Wingspan

Updated: Jan 8




Category: Engine building

Designer: Elizabeth Hargrave

Publisher: Stonemaier Games

Year Published: 2019

Players: 1-5

Playing Time: 45-75 mins.


Wingspan took the boardgame world by storm in 2019. Elizabeth Hargrave’s second published game exploded in popularity immediately after its release. Gamers quickly took to its delightful theme, well-oiled mechanics, and high-quality components. Stonemaier’s original print run quickly sold out and secondary market sellers raised their prices to triple the MSRP. Fortunately the game has been reprinted and prices have stabilized online, but it is still hard to find in retail.


So why am I writing about this game now? Well, partially it’s because this blog didn’t exist during all the Wingspan drama. And partially it’s because I’ve only recently had a chance to try out the game and see what all the fuss is about. Without further ado, let’s dive in!


In Wingspan, you endeavor to attract birds to your play area in order to score victory points. The game centers on a giant deck of cards, each depicting a different species of bird. You attract birds to your tableau by spending the food tokens that match the type of food the bird eats, as shown on the bird card. Then you can place the bird card onto your tableau in the ecosystem shown on the bird card: forest, grassland, or wetland.

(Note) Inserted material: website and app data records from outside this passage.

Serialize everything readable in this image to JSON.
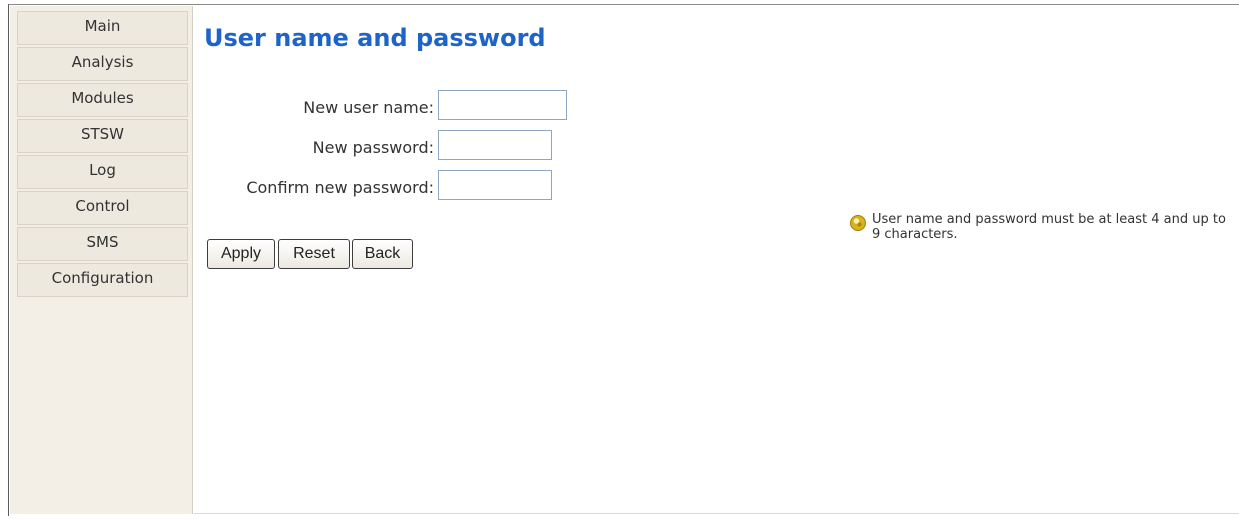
{
  "sidebar": {
    "items": [
      {
        "label": "Main"
      },
      {
        "label": "Analysis"
      },
      {
        "label": "Modules"
      },
      {
        "label": "STSW"
      },
      {
        "label": "Log"
      },
      {
        "label": "Control"
      },
      {
        "label": "SMS"
      },
      {
        "label": "Configuration"
      }
    ]
  },
  "main": {
    "title": "User name and password",
    "form": {
      "username_label": "New user name:",
      "username_value": "",
      "password_label": "New password:",
      "password_value": "",
      "confirm_label": "Confirm new password:",
      "confirm_value": ""
    },
    "buttons": {
      "apply": "Apply",
      "reset": "Reset",
      "back": "Back"
    },
    "hint": {
      "icon": "info-bulb-icon",
      "text": "User name and password must be at least 4 and up to 9 characters."
    }
  },
  "colors": {
    "title": "#1e64c8",
    "sidebar_bg": "#f3efe6"
  }
}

On your turn, you must spend one of your action cubes on one of four actions: get food, lay eggs, draw cards, or play a bird. What’s interesting is that three of the actions (get food, lay eggs, and draw cards) are each associated with the three ecosystems. The more birds you have in that ecosystem, the stronger that action becomes. So with 0 birds in the forest, you can get 1 food token from the birdfeeder (more on this later). But with 4 birds in the forest, you get 3 food tokens. And that’s not all! After you complete that action, you get to go down your line of birds in that ecosystem and activate any that have “when activated” powers. Not all birds have these powers, but most of them do, and they’ll let you do things like draw more cards, lay extra eggs, collect extra food, or even hunt other birds! Don’t worry, you can’t eat birds that are in other players’ tableaus. But the ones still in the deck are fair game!

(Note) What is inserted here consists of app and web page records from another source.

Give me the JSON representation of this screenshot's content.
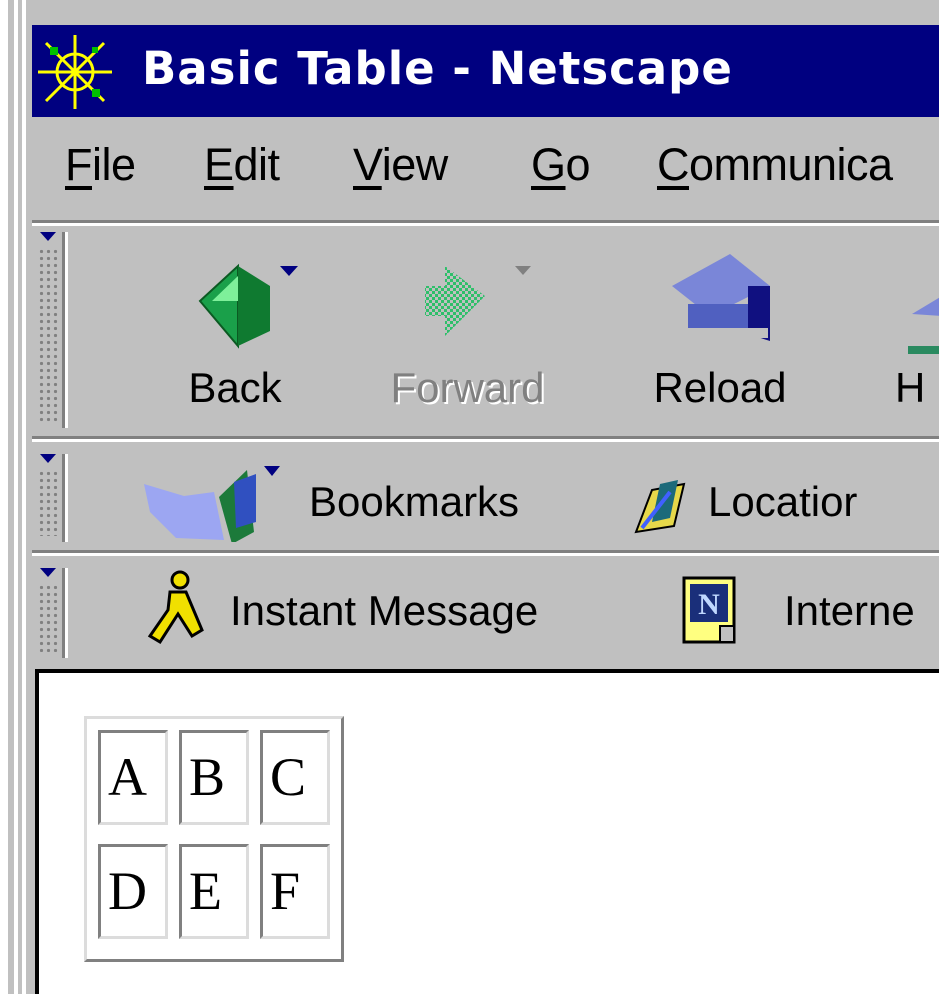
{
  "window": {
    "title": "Basic Table - Netscape"
  },
  "menu": [
    {
      "label": "File",
      "mnemonic": "F",
      "rest": "ile"
    },
    {
      "label": "Edit",
      "mnemonic": "E",
      "rest": "dit"
    },
    {
      "label": "View",
      "mnemonic": "V",
      "rest": "iew"
    },
    {
      "label": "Go",
      "mnemonic": "G",
      "rest": "o"
    },
    {
      "label": "Communicator",
      "mnemonic": "C",
      "rest": "ommunica"
    }
  ],
  "navigation_toolbar": {
    "buttons": [
      {
        "label": "Back",
        "icon": "back-arrow-icon",
        "enabled": true
      },
      {
        "label": "Forward",
        "icon": "forward-arrow-icon",
        "enabled": false
      },
      {
        "label": "Reload",
        "icon": "reload-icon",
        "enabled": true
      },
      {
        "label": "H",
        "icon": "home-icon",
        "enabled": true
      }
    ]
  },
  "location_toolbar": {
    "bookmarks_label": "Bookmarks",
    "location_label": "Locatior"
  },
  "personal_toolbar": {
    "instant_message_label": "Instant Message",
    "internet_label": "Interne"
  },
  "page": {
    "table": {
      "rows": [
        [
          "A",
          "B",
          "C"
        ],
        [
          "D",
          "E",
          "F"
        ]
      ]
    }
  },
  "colors": {
    "titlebar": "#000080",
    "chrome": "#c0c0c0",
    "content_bg": "#ffffff"
  }
}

At the beginning of the game, each player has 8 action cubes, and once they have all been spent, the round ends. Then players figure out how they all finished for that round’s bonus and use one of their action cubes to mark if they got 1st, 3rd, etc. This means in the second round, they’ll only have 7 action cubes. The game ends after 4 rounds. I really like this system. As players develop their bird engines and gain access to more powerful actions, the number of actions they take per round decreases. At the same time, this means you really have to prioritize birds that give you additional abilities beyond mere victory points if you don’t want to fall behind later in the game.


Since Wingspan has such an enormous deck of bird cards, you’re unlikely to see all of them in any given game. This is not a game where you can hope to draw a specific bird at some point to tie your strategy together. Instead, you have to improvise with whatever birds you are lucky enough to find during the game. That, combined with a different lineup of round goals and an entire deck of private objectives, means you will always find yourself building different engines to accomplish your goals.

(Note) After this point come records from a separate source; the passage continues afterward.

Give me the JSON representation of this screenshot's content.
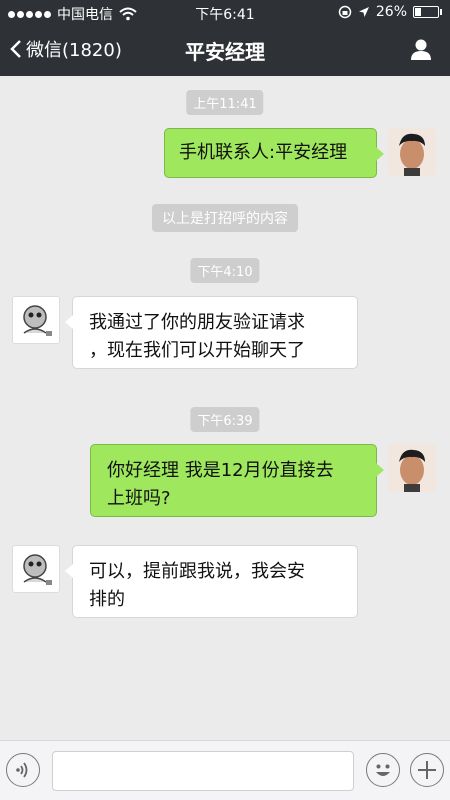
{
  "status_bar": {
    "carrier": "中国电信",
    "time": "下午6:41",
    "battery": "26%"
  },
  "nav": {
    "back_label": "微信(1820)",
    "title": "平安经理"
  },
  "messages": [
    {
      "type": "timestamp",
      "text": "上午11:41"
    },
    {
      "type": "message",
      "sender": "me",
      "text": "手机联系人:平安经理"
    },
    {
      "type": "system",
      "text": "以上是打招呼的内容"
    },
    {
      "type": "timestamp",
      "text": "下午4:10"
    },
    {
      "type": "message",
      "sender": "other",
      "lines": [
        "我通过了你的朋友验证请求",
        "，现在我们可以开始聊天了"
      ]
    },
    {
      "type": "timestamp",
      "text": "下午6:39"
    },
    {
      "type": "message",
      "sender": "me",
      "lines": [
        "你好经理 我是12月份直接去",
        "上班吗?"
      ]
    },
    {
      "type": "message",
      "sender": "other",
      "lines": [
        "可以，提前跟我说，我会安",
        "排的"
      ]
    }
  ],
  "input": {
    "value": "",
    "placeholder": ""
  },
  "icons": {
    "back": "chevron-left-icon",
    "profile": "person-icon",
    "voice": "voice-icon",
    "emoji": "emoji-icon",
    "more": "plus-icon",
    "wifi": "wifi-icon",
    "location": "location-arrow-icon",
    "lock": "rotation-lock-icon"
  },
  "colors": {
    "header_bg": "#2e3136",
    "chat_bg": "#ebebeb",
    "my_bubble": "#9fe75d",
    "other_bubble": "#ffffff",
    "timestamp_bg": "#cecece"
  }
}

That being said there are plenty of other games that share these mechanisms. Terraforming Mars comes to mind as another card-based engine-building game with a variety of ways to earn points and multiple resources to juggle. Where Wingspan really stands out is in its production values. Each bird card comes with a gorgeous illustration of that bird and a small map of the world that highlights where that bird can be found in the wild. The “bird feeder” is a small dice tower that you build while unpacking the game. The game comes with plastic containers to not only hold the cards inside so they don't spill inside of the box, but also function as card holders to display available bird cards on the lid . And I can’t forget to mention the game’s 75 egg miniatures! They come in a variety of muted pastel tones that look like real eggshells, and they’re made with a special material that gives them a smooth texture unlike most molded plastic miniatures.


I had a great time playing Wingspan. Its mechanics are solid, the graphic design is fantastic, and figuring out ways to optimize my limited selection of birds had my brain humming along the entire time. My main criticism is that it can feel a bit point-salad-y with the variety of ways you score points, but that’s true of a variety of Euro games. Also, some of the text and iconography on the cards is rather small. If the round-end goal is looking how many nests of a certain type of eggs and you’re looking at other players’ tableaus to see how you stack up, it can be hard to differentiate the tiny nest symbol on the side of the card. But that’s a tiny nitpick in an otherwise clean and elegant game. If you have the opportunity, you should play this game.

59 views2 comments
  • Black Instagram Icon

©2019 by To Play or Not To Play. Created with Wix.com